This is a remedial statute, and should be construed liberally to carry out the evident purpose of Congress. The fact that the opportunity therein given to litigants in the circuit courts of appeals, where they have mistakenly sought a review in this Court, may at times be abused, and unduly prolong the litigation and delay the successful party below, is no reason why when the case comes clearly within the language of the statute the transfer should not be made. The successful party below may avoid undue delay by a prompt motion to dismiss in this Court in such cases.

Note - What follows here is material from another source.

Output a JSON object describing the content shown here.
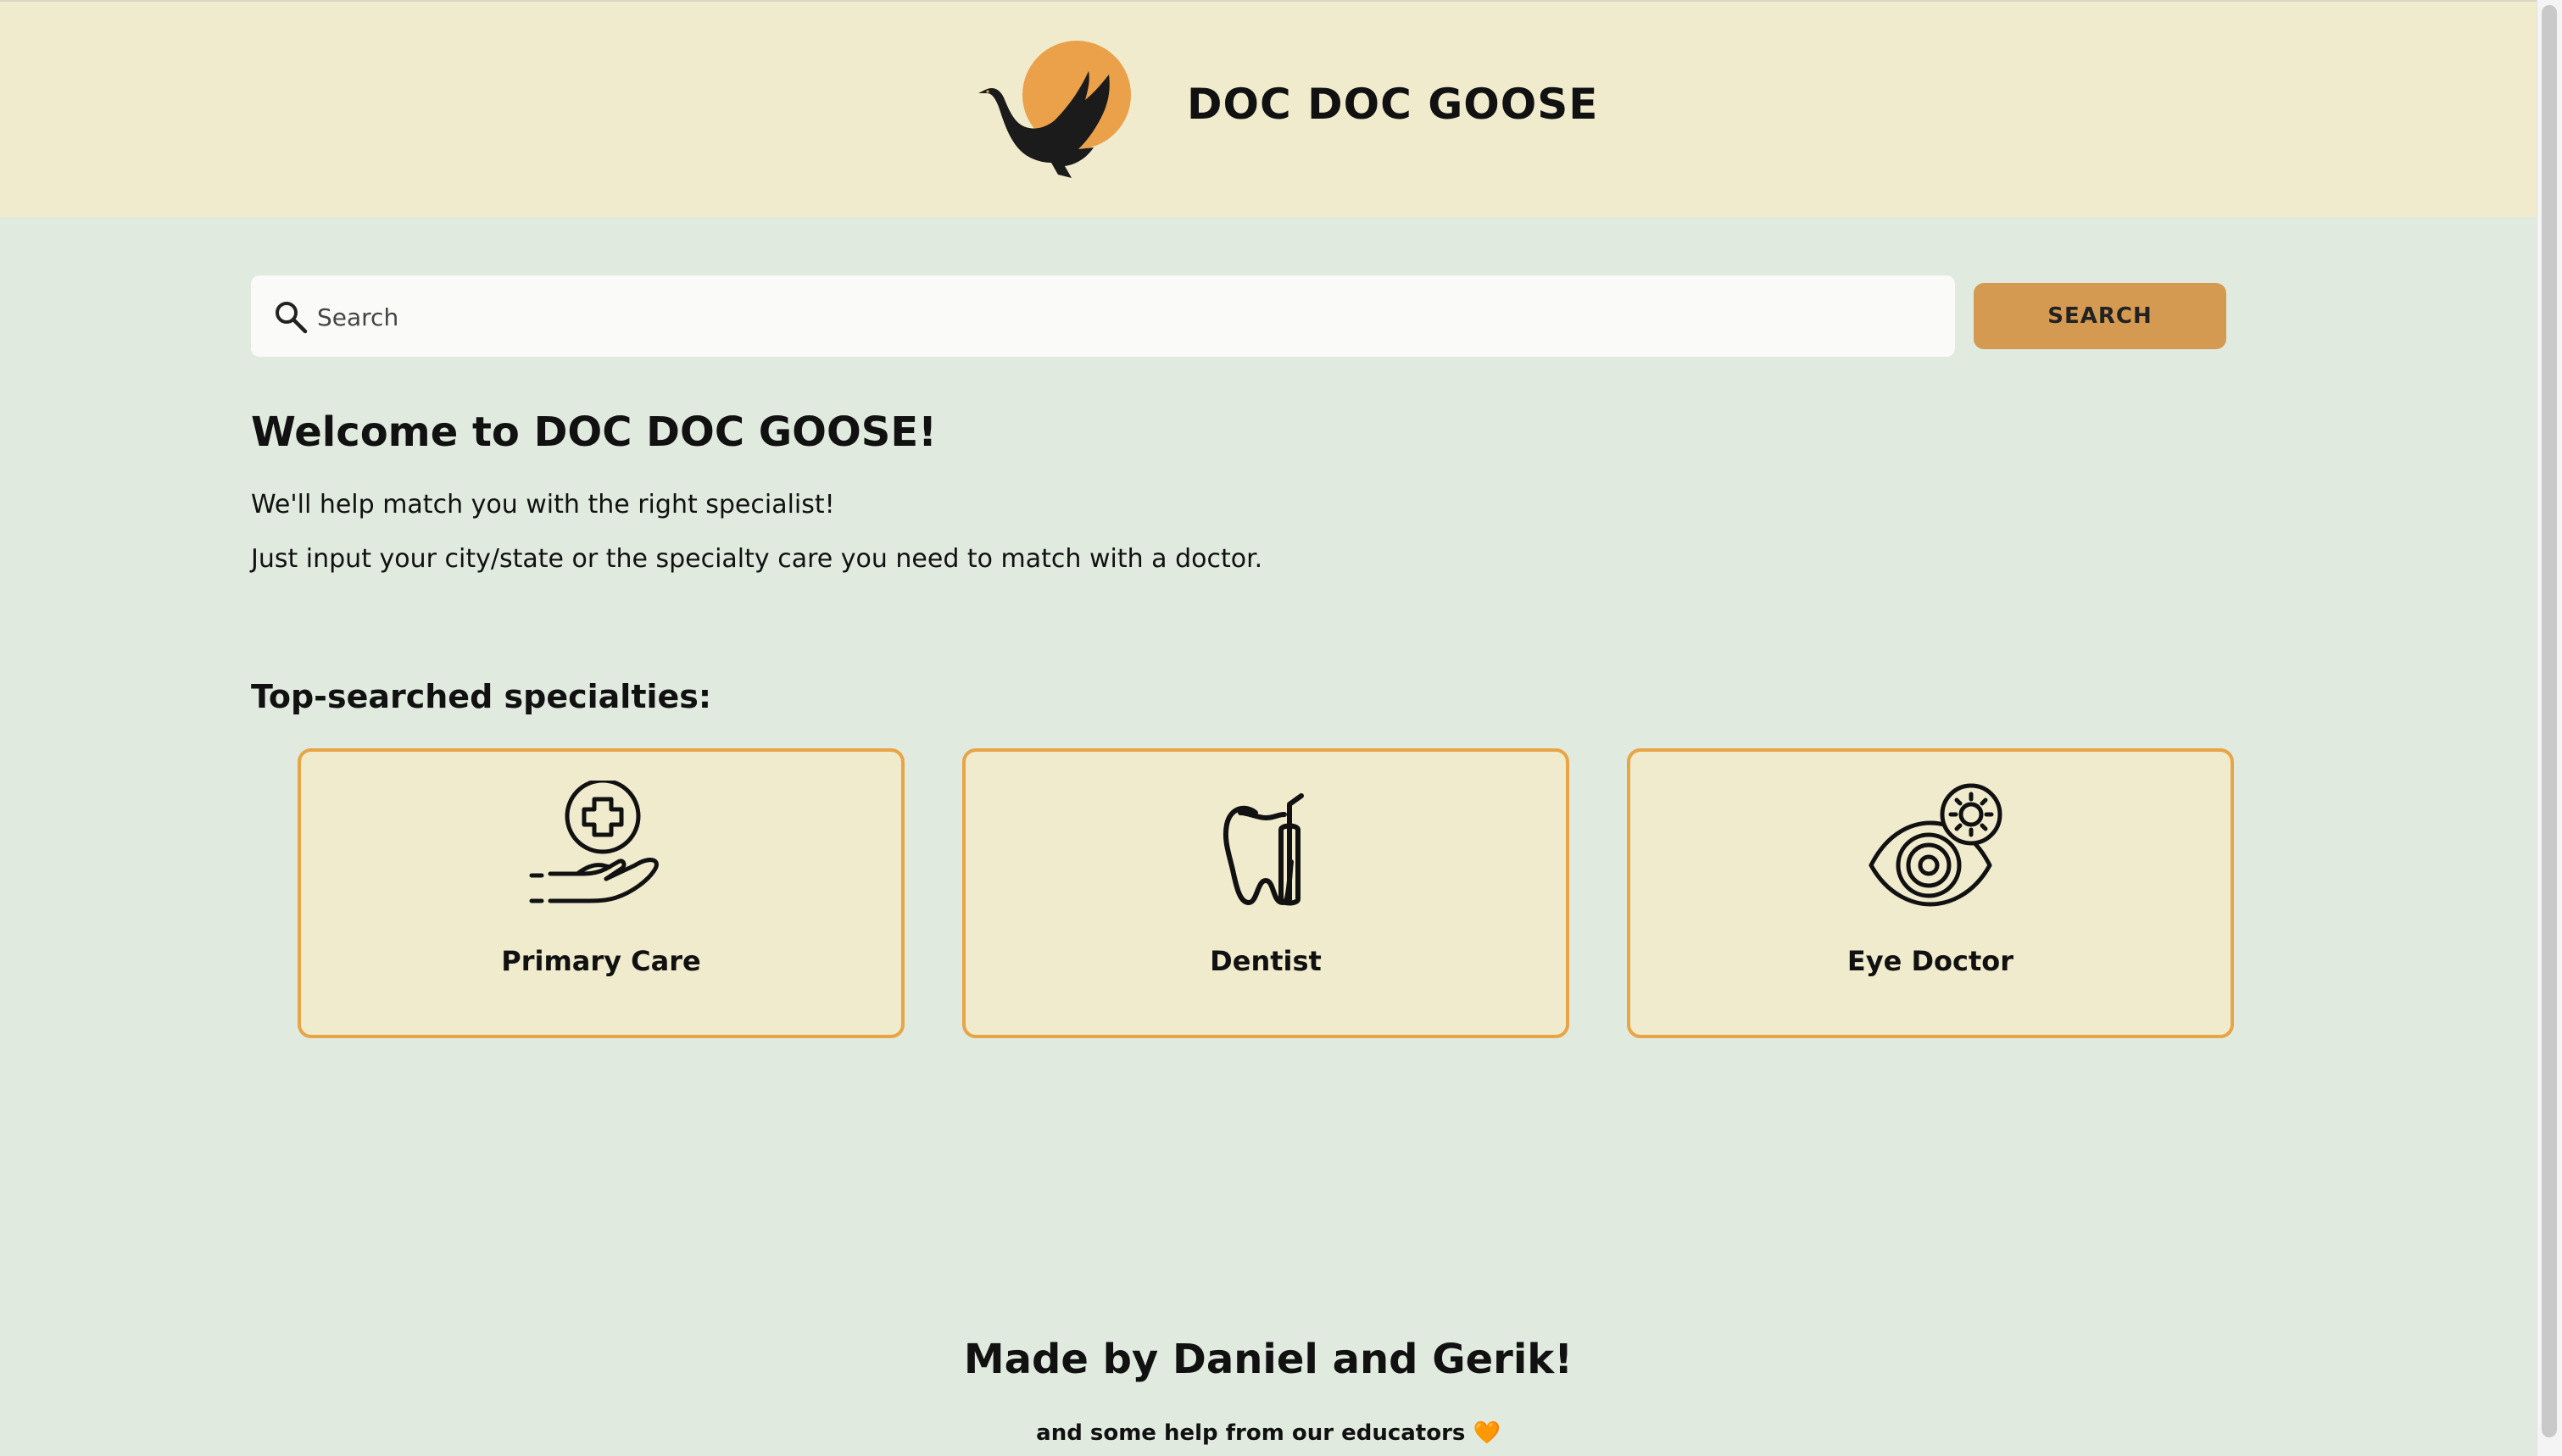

The cases before us are clearly within the remedy of the statute. Based on the assumption of the presence of a real constitutional question in the case, plaintiffs in error sought review here not only of that question, but of the numerous other errors assigned in the record. Williamson v. United States, 207 U. S. 425, 207 U. S. 432-434; Goldman v. United States, 245 U. S. 474, 245 U. S. 476. We find that there is no constitutional question of sufficient substance to give us jurisdiction to consider these other errors. In other words, we find that, to have such alleged errors considered and reviewed, the writ of error herein should have issued out of the circuit court of appeals of the proper circuit. Accordingly, we hold that these several cases should be transferred to the Circuit Court of Appeals of the Seventh Circuit at the costs of the respective plaintiffs in error, that that court be thereupon possessed of the jurisdiction of the same and proceed to the determination of said writs of error as if such writs had issued out of such court.
And it is so ordered.